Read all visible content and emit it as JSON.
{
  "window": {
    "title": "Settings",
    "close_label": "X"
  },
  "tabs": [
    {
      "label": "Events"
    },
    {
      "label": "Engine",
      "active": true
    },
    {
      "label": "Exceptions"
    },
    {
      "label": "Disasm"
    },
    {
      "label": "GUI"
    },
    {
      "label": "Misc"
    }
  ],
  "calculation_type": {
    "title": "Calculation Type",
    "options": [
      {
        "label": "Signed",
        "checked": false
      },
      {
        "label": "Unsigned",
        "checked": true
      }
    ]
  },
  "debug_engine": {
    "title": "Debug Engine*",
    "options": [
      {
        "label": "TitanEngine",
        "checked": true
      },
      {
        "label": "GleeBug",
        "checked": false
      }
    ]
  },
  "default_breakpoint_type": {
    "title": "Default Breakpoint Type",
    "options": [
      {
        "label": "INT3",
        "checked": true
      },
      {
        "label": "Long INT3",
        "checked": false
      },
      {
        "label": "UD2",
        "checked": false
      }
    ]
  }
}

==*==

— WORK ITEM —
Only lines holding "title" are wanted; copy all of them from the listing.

— SOLUTION TO THE EXERCISE —
    "title": "Settings",
    "title": "Calculation Type",
    "title": "Debug Engine*",
    "title": "Default Breakpoint Type",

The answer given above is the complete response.